After the outbreak of World War II in Europe, Churchill returned to his post as First Lord of the Admiralty and eight months later replaced Neville Chamberlain as prime minister of a new coalition government. In the first year of his administration, Britain stood alone against Nazi Germany, but Churchill promised his country and the world that Britain would “never surrender.” He rallied the British people to a resolute resistance and expertly orchestrated Franklin D. Roosevelt and Joseph Stalin into an alliance that eventually crushed the Axis.
“A pessimist sees the difficulty in every opportunity; an optimist sees the opportunity in every difficulty” Quote by Winston Churchill
“Battles are won by slaughter and maneuver. The greater the general, the more he contributes in maneuver, the less he demands in slaughter.”
“Broadly speaking, the short words are the best, and the old words best of all”
“Although personally I am quite content with existing explosives, I feel we must not stand in the path of improvement.”
“All the great things are simple, and many can be expressed in a single word: freedom, justice, honor, duty, mercy, hope.”
“A prisoner of war is a man who tries to kill you and fails, and then asks you not to kill him.”
“A politician needs the ability to foretell what is going to happen tomorrow, next week, next month, and next year. And to have the ability afterwards to explain why it didn’t happen.”
“Criticism may not be agreeable, but it is necessary. It fulfils the same function as pain in the human body. It calls attention to an unhealthy state of things.”
“Continuous effort – not strength or intelligence – is the key to unlocking our potential.”
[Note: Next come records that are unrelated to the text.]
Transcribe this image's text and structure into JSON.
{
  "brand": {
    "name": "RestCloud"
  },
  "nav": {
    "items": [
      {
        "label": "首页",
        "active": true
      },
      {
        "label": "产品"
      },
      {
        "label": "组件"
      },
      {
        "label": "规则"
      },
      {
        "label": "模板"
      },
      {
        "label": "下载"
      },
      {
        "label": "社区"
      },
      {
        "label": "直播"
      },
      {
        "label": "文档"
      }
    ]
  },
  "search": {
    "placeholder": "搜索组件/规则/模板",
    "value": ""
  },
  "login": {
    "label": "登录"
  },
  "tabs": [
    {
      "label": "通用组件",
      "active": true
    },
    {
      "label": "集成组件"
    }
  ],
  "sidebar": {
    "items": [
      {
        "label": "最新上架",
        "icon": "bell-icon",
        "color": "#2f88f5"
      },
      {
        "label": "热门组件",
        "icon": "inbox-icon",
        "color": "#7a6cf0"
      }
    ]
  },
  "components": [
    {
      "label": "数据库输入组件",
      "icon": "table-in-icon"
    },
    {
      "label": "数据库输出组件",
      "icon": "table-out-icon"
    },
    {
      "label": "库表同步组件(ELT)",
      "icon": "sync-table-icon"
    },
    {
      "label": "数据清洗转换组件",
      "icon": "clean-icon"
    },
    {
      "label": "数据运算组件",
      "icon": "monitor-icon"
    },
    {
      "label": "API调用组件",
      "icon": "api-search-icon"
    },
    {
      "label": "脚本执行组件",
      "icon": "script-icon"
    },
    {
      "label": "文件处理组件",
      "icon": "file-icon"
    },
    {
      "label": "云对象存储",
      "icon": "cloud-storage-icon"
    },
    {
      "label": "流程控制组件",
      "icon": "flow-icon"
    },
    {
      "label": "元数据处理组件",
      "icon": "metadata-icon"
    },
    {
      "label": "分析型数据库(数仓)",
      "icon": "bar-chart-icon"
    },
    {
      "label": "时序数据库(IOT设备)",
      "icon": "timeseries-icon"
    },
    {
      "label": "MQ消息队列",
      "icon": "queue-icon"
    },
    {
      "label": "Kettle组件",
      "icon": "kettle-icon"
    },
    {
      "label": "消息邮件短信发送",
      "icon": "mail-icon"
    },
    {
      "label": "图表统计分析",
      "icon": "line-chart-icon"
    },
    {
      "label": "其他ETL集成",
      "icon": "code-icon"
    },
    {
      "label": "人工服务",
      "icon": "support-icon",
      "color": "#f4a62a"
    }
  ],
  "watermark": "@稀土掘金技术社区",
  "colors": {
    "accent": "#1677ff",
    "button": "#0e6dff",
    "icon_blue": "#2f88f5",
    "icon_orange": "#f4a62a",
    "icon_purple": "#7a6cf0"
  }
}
After a postwar Labor Party victory in 1945, he became leader of the opposition and in 1951 was again elected prime minister. In 1953, he was knighted by Queen Elizabeth II and awarded the Nobel Prize in literature. After his retirement as prime minister in 1955, he remained in Parliament until 1964, the year before his death.